From the figure, how do π΄π΅ and
π΅πΆ compare?

In this question, we are given a
figure containing a triangle π΄π΅πΆ, with two of its sides extended, and the measure
of two external angles at these sides. We want to use this information to
compare the lengths of two of the sides in the triangle.

To do this, we can start by
highlighting the two line segments whose lengths we want to compare. We can see that these are sides of
a triangle. So we can compare the lengths of
these sides using the side comparison theorem in triangles. We can recall that this tells us
that in a triangle, if one side of the triangle is opposite an angle of larger
measure than another side of the triangle, then it must be the longer side. Therefore, we can determine which
side is longer by comparing the measures of the angles opposite each side in
triangle π΄π΅πΆ.

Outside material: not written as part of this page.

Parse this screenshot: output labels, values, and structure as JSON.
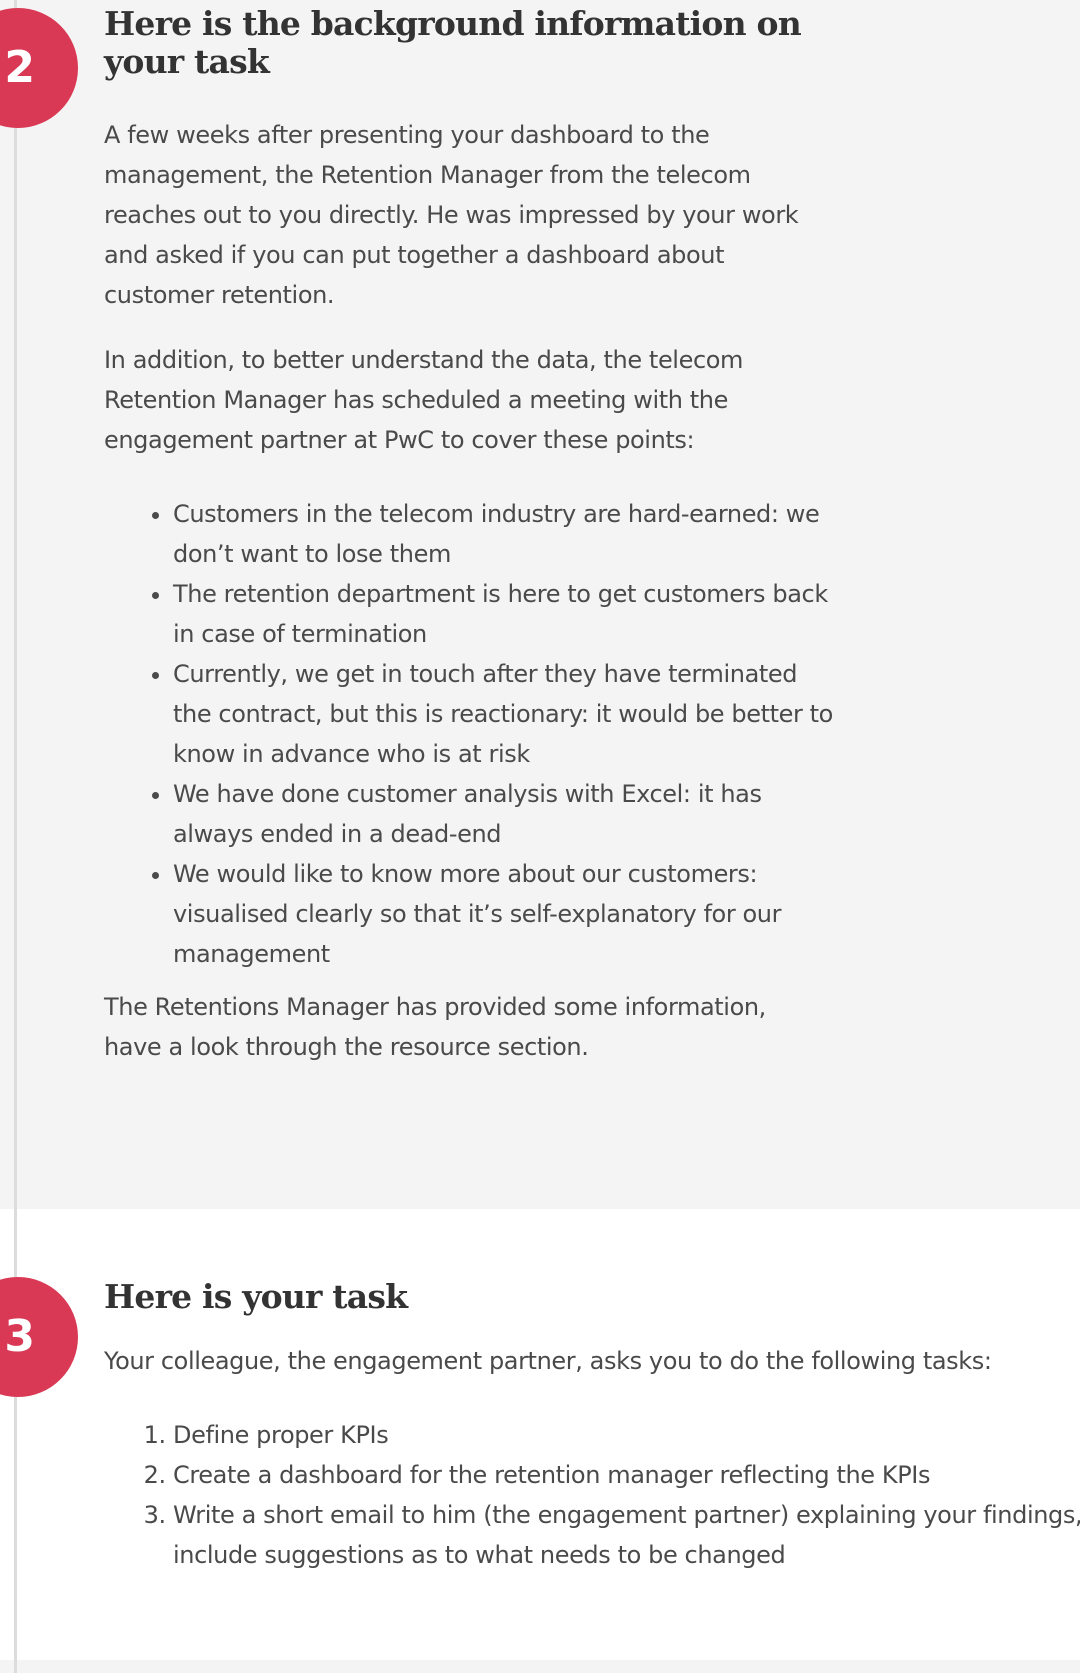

We can find the measure of the
internal angle at π΅ by noting that it combines with the angle of measure 128
degrees to make a straight angle. So its measure is 180 degrees minus
128 degrees, which we can calculate is 52 degrees. We can follow the same process for
the other angle. We see that its measure is given by
180 degrees minus 108 degrees, which we can calculate is 72 degrees.

We can find the measure of angle π΄
by recalling that the sum of the measures of the internal angles in a triangle is
180 degrees. So we have 52 degrees plus 72
degrees plus the measure of angle π΄ equals 180 degrees. We can then subtract 72 degrees and
52 degrees from both sides of the equation to obtain that the measure of angle π΄ is
180 degrees minus 72 degrees minus 52 degrees, which we can calculate is 56
degrees.

Finally, we can see that the
measure of the angle opposite π΄π΅ has larger measure than the angle opposite π΅πΆ
in triangle π΄π΅πΆ. So by the side comparison theorem,
side π΄π΅ is longer than side π΅πΆ. Hence, π΄π΅ is greater than
π΅πΆ.